I would like to give credit where credit is due. Videos are from YouTube and other sources such as NicoNico while Oricon rankings and other information are translated from the Japanese Wikipedia unless noted.

Tuesday, September 7, 2021

Daigoro Jesse Takamiyama -- Super Jesse(スーパー・ジェシー)


Commenter James Noah and I had a small conversation on sumo rikishi who haven't only tussled in the dohyo but also sung behind the mike. One famous example is Daishiro Masuiyama(増位山太志郎)but as KKP co-administrator Noelle Tham has written, several wrestlers have also banded together to provide traditionally-arranged songs.

Remembering back to my childhood, the very first sumo wrestler that I had ever seen was actually not even Japanese. He's currently known as Daigoro Takamiyama(高見山大五郎)but was born Jesse James Wailani Kuhaulua in Hawaii. Launching his sumo career in March 1964, his Wikipedia article relates that he achieved a number of firsts in his 20 years as a rikishi such as the first foreign-born wrestler to win a tournament (1972) and the first foreign-born wrestler to get his own stable in 1986...a stable that includes fellow Hawaiian Akebono(曙)who reached the exalted top rank of yokozuna. Takamiyama himself got as high as sekiwake, the third-highest rank in sumo.

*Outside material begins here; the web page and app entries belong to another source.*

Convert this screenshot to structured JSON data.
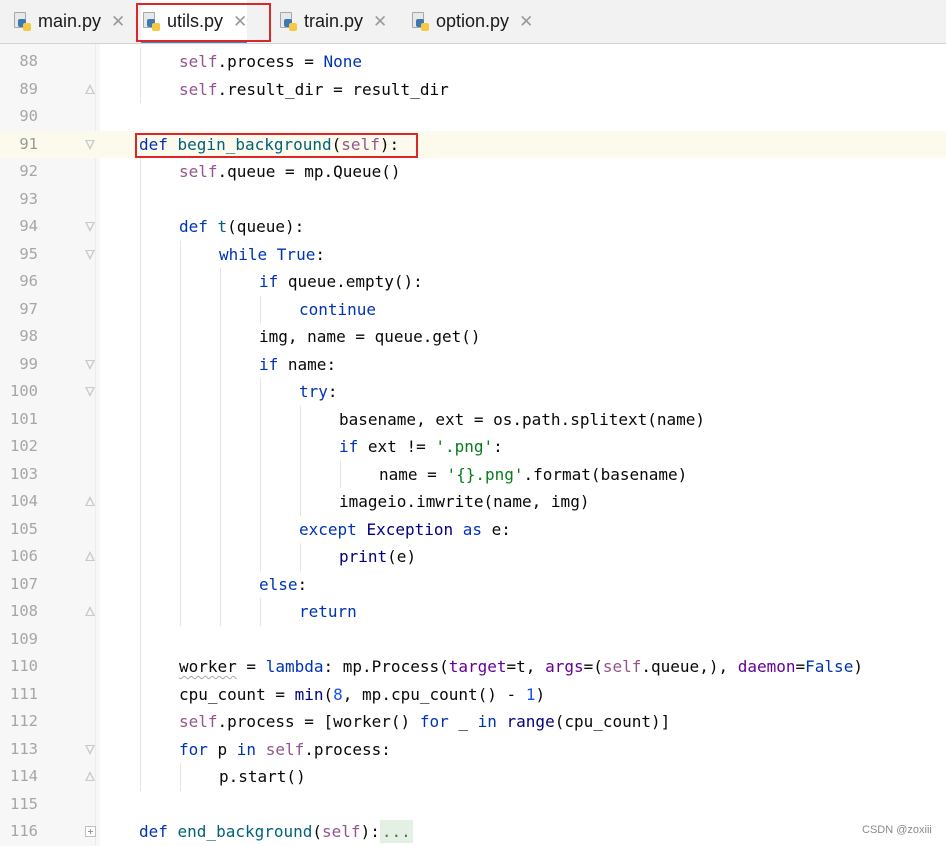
{
  "tabs": [
    {
      "label": "main.py",
      "active": false
    },
    {
      "label": "utils.py",
      "active": true
    },
    {
      "label": "train.py",
      "active": false
    },
    {
      "label": "option.py",
      "active": false
    }
  ],
  "close_glyph": "✕",
  "current_line": 91,
  "lines": [
    {
      "n": 88,
      "fold": "",
      "code": [
        [
          "s",
          "self"
        ],
        [
          "",
          ".process = "
        ],
        [
          "k",
          "None"
        ]
      ]
    },
    {
      "n": 89,
      "fold": "end",
      "code": [
        [
          "s",
          "self"
        ],
        [
          "",
          ".result_dir = result_dir"
        ]
      ]
    },
    {
      "n": 90,
      "fold": "",
      "code": []
    },
    {
      "n": 91,
      "fold": "start",
      "code": [
        [
          "k",
          "def "
        ],
        [
          "f",
          "begin_background"
        ],
        [
          "",
          "("
        ],
        [
          "s",
          "self"
        ],
        [
          "",
          "):"
        ]
      ]
    },
    {
      "n": 92,
      "fold": "",
      "code": [
        [
          "s",
          "self"
        ],
        [
          "",
          ".queue = mp.Queue()"
        ]
      ]
    },
    {
      "n": 93,
      "fold": "",
      "code": []
    },
    {
      "n": 94,
      "fold": "start",
      "code": [
        [
          "k",
          "def "
        ],
        [
          "f",
          "t"
        ],
        [
          "",
          "(queue):"
        ]
      ]
    },
    {
      "n": 95,
      "fold": "start",
      "code": [
        [
          "k",
          "while "
        ],
        [
          "k",
          "True"
        ],
        [
          "",
          ":"
        ]
      ]
    },
    {
      "n": 96,
      "fold": "",
      "code": [
        [
          "k",
          "if "
        ],
        [
          "",
          "queue.empty():"
        ]
      ]
    },
    {
      "n": 97,
      "fold": "",
      "code": [
        [
          "k",
          "continue"
        ]
      ]
    },
    {
      "n": 98,
      "fold": "",
      "code": [
        [
          "",
          "img, name = queue.get()"
        ]
      ]
    },
    {
      "n": 99,
      "fold": "start",
      "code": [
        [
          "k",
          "if "
        ],
        [
          "",
          "name:"
        ]
      ]
    },
    {
      "n": 100,
      "fold": "start",
      "code": [
        [
          "k",
          "try"
        ],
        [
          "",
          ":"
        ]
      ]
    },
    {
      "n": 101,
      "fold": "",
      "code": [
        [
          "",
          "basename, ext = os.path.splitext(name)"
        ]
      ]
    },
    {
      "n": 102,
      "fold": "",
      "code": [
        [
          "k",
          "if "
        ],
        [
          "",
          "ext != "
        ],
        [
          "str",
          "'.png'"
        ],
        [
          "",
          ":"
        ]
      ]
    },
    {
      "n": 103,
      "fold": "",
      "code": [
        [
          "",
          "name = "
        ],
        [
          "str",
          "'{}.png'"
        ],
        [
          "",
          ".format(basename)"
        ]
      ]
    },
    {
      "n": 104,
      "fold": "end",
      "code": [
        [
          "",
          "imageio.imwrite(name, img)"
        ]
      ]
    },
    {
      "n": 105,
      "fold": "",
      "code": [
        [
          "k",
          "except "
        ],
        [
          "bi",
          "Exception"
        ],
        [
          "k",
          " as "
        ],
        [
          "",
          "e:"
        ]
      ]
    },
    {
      "n": 106,
      "fold": "end",
      "code": [
        [
          "bi",
          "print"
        ],
        [
          "",
          "(e)"
        ]
      ]
    },
    {
      "n": 107,
      "fold": "",
      "code": [
        [
          "k",
          "else"
        ],
        [
          "",
          ":"
        ]
      ]
    },
    {
      "n": 108,
      "fold": "end",
      "code": [
        [
          "k",
          "return"
        ]
      ]
    },
    {
      "n": 109,
      "fold": "",
      "code": []
    },
    {
      "n": 110,
      "fold": "",
      "code": [
        [
          "sq",
          "worker"
        ],
        [
          "",
          " = "
        ],
        [
          "k",
          "lambda"
        ],
        [
          "",
          ": mp.Process("
        ],
        [
          "prm",
          "target"
        ],
        [
          "",
          "=t, "
        ],
        [
          "prm",
          "args"
        ],
        [
          "",
          "=("
        ],
        [
          "s",
          "self"
        ],
        [
          "",
          ".queue,), "
        ],
        [
          "prm",
          "daemon"
        ],
        [
          "",
          "="
        ],
        [
          "k",
          "False"
        ],
        [
          "",
          ")"
        ]
      ]
    },
    {
      "n": 111,
      "fold": "",
      "code": [
        [
          "",
          "cpu_count = "
        ],
        [
          "bi",
          "min"
        ],
        [
          "",
          "("
        ],
        [
          "n",
          "8"
        ],
        [
          "",
          ", mp.cpu_count() - "
        ],
        [
          "n",
          "1"
        ],
        [
          "",
          ")"
        ]
      ]
    },
    {
      "n": 112,
      "fold": "",
      "code": [
        [
          "s",
          "self"
        ],
        [
          "",
          ".process = [worker() "
        ],
        [
          "k",
          "for "
        ],
        [
          "",
          "_ "
        ],
        [
          "k",
          "in "
        ],
        [
          "bi",
          "range"
        ],
        [
          "",
          "(cpu_count)]"
        ]
      ]
    },
    {
      "n": 113,
      "fold": "start",
      "code": [
        [
          "k",
          "for "
        ],
        [
          "",
          "p "
        ],
        [
          "k",
          "in "
        ],
        [
          "s",
          "self"
        ],
        [
          "",
          ".process:"
        ]
      ]
    },
    {
      "n": 114,
      "fold": "end",
      "code": [
        [
          "",
          "p.start()"
        ]
      ]
    },
    {
      "n": 115,
      "fold": "",
      "code": []
    },
    {
      "n": 116,
      "fold": "collapsed",
      "code": [
        [
          "k",
          "def "
        ],
        [
          "f",
          "end_background"
        ],
        [
          "",
          "("
        ],
        [
          "s",
          "self"
        ],
        [
          "",
          "):"
        ],
        [
          "dots",
          "..."
        ]
      ]
    }
  ],
  "indent": [
    2,
    2,
    0,
    1,
    2,
    0,
    2,
    3,
    4,
    5,
    4,
    4,
    5,
    6,
    6,
    7,
    6,
    5,
    6,
    4,
    5,
    0,
    2,
    2,
    2,
    2,
    3,
    0,
    1
  ],
  "watermark": "CSDN @zoxiii"
}
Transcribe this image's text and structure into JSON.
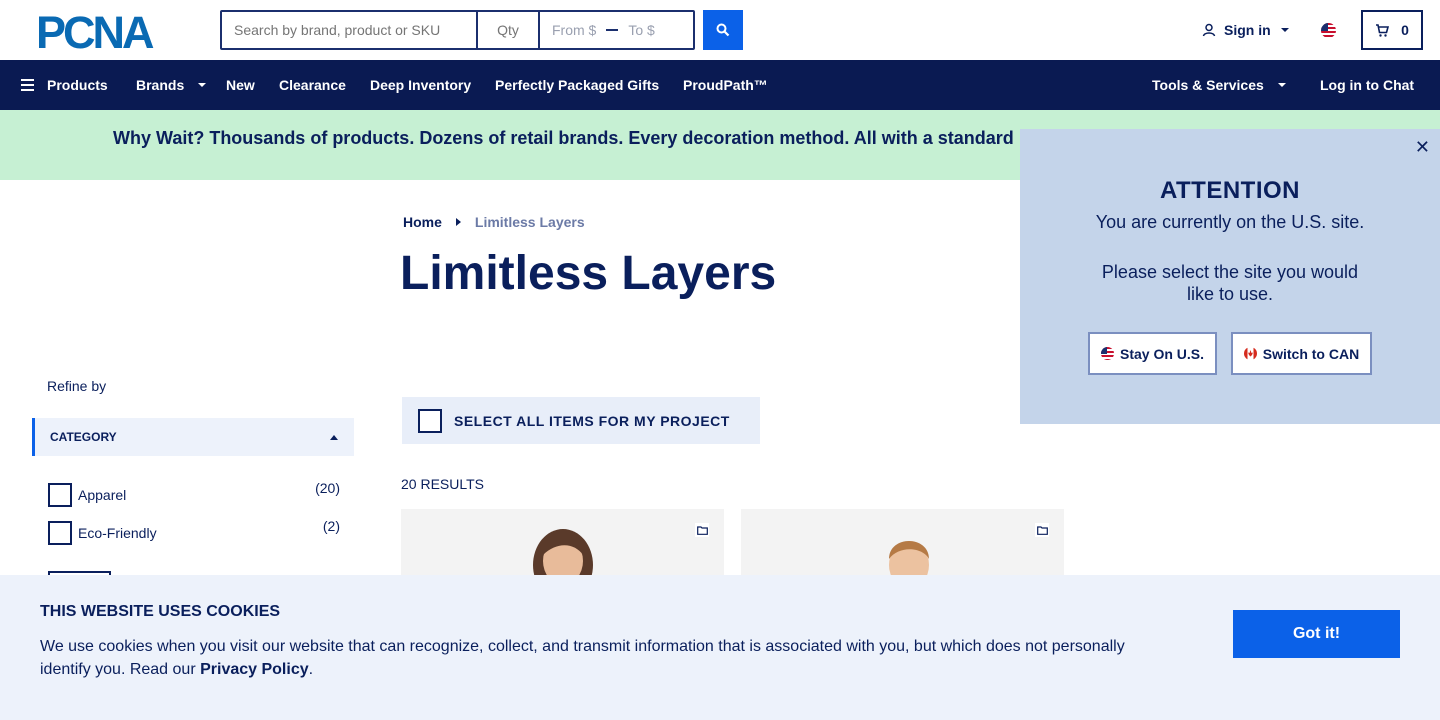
{
  "header": {
    "logo_text": "PCNA",
    "search_placeholder": "Search by brand, product or SKU",
    "qty_placeholder": "Qty",
    "price_from": "From $",
    "price_to": "To $",
    "sign_in": "Sign in",
    "cart_count": "0"
  },
  "nav": {
    "products": "Products",
    "brands": "Brands",
    "new": "New",
    "clearance": "Clearance",
    "deep_inventory": "Deep Inventory",
    "gifts": "Perfectly Packaged Gifts",
    "proudpath": "ProudPath™",
    "tools": "Tools & Services",
    "chat": "Log in to Chat"
  },
  "promo": {
    "text": "Why Wait? Thousands of products. Dozens of retail brands. Every decoration method. All with a standard"
  },
  "breadcrumb": {
    "home": "Home",
    "current": "Limitless Layers"
  },
  "page": {
    "title": "Limitless Layers"
  },
  "filters": {
    "refine_by": "Refine by",
    "category_label": "CATEGORY",
    "items": [
      {
        "label": "Apparel",
        "count": "(20)"
      },
      {
        "label": "Eco-Friendly",
        "count": "(2)"
      }
    ]
  },
  "results": {
    "select_all": "SELECT ALL ITEMS FOR MY PROJECT",
    "count_text": "20 RESULTS"
  },
  "attention": {
    "title": "ATTENTION",
    "line1": "You are currently on the U.S. site.",
    "line2": "Please select the site you would like to use.",
    "stay_button": "Stay On U.S.",
    "switch_button": "Switch to CAN"
  },
  "cookie": {
    "title": "THIS WEBSITE USES COOKIES",
    "text": "We use cookies when you visit our website that can recognize, collect, and transmit information that is associated with you, but which does not personally identify you. Read our ",
    "link": "Privacy Policy",
    "period": ".",
    "button": "Got it!"
  },
  "colors": {
    "brand_navy": "#0a1a52",
    "accent_blue": "#0b61e8",
    "promo_green": "#c6f0d3",
    "popup_blue": "#c4d4ea"
  }
}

However, I was too young and didn't have ready access to Japanese television to have ever seen Takamiyama actually perform in his chosen profession back in those days. In fact, I only got to know him in his second career as adorable commercial pitchman, something that he was doing even while he was still doing his yorikiri and oshidashi to defeat competitors. The things that stood out to me were his enormity and those sideburns which were big enough to deserve their own postal codes.

I had kinda figured that it was so but I didn't confirm it until yesterday that Takamiyama put out some singles. At the time, anyone who was that popular in Japanese pop culture was bound to be gently persuaded to cut a few records. Sure enough, the big lug did put out a couple of singles and a couple of albums.

Judging from the abrupt cuts of different songs, I gather that the person involved wanted to bring an aural summary of "Super Jesse" the album from 1977 under the Toshiba label. I think that it's the single "Super Jesse", also from that year, that launches the album with Masami Sugiyama(杉山政美)and Toshiyuki Kimori(木森敏之)as lyricist and composer respectively. Instead of either an enka/Mood Kayo or an ondo style, Takamiyama and his group decided to go for some disco and funk with the big man himself not taking himself too seriously as he approached singing in the same way that he approached his opponents...just get the words out as fast and hard as possible in that familiar rasp.

If I recall, Akebono himself has starred in his fair share of commercials.


  1. Now, this was a fun post combining both Sumo and Singing! I could stop reading till I got till the end.

    Here is a not as fun article about the same topic:
    Sumo 101: Sumo and singing

    1. Hello, Brian. Thanks very much for the article. I didn't know anything about jinku.


Feel free to provide any comments (pro or con). Just be civil about it.